=== What you need to do ===
Search the data below for "Turbulence"; list each line that holds it.

-- Opening Marker --

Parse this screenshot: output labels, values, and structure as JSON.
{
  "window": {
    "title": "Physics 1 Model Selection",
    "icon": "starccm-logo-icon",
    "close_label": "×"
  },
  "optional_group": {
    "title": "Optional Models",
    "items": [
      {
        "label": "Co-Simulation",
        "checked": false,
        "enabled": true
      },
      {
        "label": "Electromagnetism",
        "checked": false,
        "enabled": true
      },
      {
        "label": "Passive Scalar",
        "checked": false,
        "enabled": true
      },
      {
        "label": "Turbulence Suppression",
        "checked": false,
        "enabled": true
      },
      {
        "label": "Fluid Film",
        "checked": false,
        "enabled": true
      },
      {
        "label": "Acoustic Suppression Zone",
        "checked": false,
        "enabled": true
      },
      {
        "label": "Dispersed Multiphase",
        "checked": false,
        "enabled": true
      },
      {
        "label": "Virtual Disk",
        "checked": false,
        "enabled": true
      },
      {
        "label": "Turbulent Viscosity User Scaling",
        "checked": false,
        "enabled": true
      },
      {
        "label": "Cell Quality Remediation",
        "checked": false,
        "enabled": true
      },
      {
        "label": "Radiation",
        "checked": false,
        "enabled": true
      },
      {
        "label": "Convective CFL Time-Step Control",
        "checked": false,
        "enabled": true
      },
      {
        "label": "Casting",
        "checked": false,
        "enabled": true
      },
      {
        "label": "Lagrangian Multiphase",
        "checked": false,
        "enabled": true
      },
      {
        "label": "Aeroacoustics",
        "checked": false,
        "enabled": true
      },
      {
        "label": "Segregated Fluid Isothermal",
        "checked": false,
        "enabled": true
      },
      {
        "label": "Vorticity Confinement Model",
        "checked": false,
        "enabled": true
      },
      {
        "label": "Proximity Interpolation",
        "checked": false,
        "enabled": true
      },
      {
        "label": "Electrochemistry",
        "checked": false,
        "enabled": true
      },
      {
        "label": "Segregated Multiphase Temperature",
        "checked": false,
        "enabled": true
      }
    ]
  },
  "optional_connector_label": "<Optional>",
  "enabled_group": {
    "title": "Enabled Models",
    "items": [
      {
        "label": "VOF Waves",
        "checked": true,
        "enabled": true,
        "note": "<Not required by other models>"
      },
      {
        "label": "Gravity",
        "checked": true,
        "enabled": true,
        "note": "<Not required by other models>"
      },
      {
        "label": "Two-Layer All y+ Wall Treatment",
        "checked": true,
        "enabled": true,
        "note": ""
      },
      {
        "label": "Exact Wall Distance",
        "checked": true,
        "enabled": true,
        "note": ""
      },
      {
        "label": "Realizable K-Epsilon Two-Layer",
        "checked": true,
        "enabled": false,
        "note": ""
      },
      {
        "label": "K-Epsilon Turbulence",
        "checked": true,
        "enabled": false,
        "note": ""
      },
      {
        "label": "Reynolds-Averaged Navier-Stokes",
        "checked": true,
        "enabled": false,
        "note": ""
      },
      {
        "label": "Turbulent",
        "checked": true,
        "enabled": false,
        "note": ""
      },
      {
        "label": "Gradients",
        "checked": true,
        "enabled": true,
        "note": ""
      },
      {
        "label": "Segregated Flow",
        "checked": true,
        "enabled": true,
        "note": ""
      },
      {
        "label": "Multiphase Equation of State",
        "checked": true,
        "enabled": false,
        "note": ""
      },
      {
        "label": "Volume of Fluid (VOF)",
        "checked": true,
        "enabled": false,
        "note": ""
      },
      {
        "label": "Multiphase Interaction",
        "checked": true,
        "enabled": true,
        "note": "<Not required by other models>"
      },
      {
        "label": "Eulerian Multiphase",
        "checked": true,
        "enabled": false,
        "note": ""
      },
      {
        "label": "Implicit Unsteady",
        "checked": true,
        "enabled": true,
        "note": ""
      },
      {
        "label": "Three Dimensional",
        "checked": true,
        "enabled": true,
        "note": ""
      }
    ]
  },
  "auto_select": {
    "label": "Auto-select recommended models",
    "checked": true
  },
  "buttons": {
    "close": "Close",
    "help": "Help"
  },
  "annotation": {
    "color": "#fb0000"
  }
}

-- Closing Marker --

=== Answer space ===
        "label": "Turbulence Suppression",
        "label": "K-Epsilon Turbulence",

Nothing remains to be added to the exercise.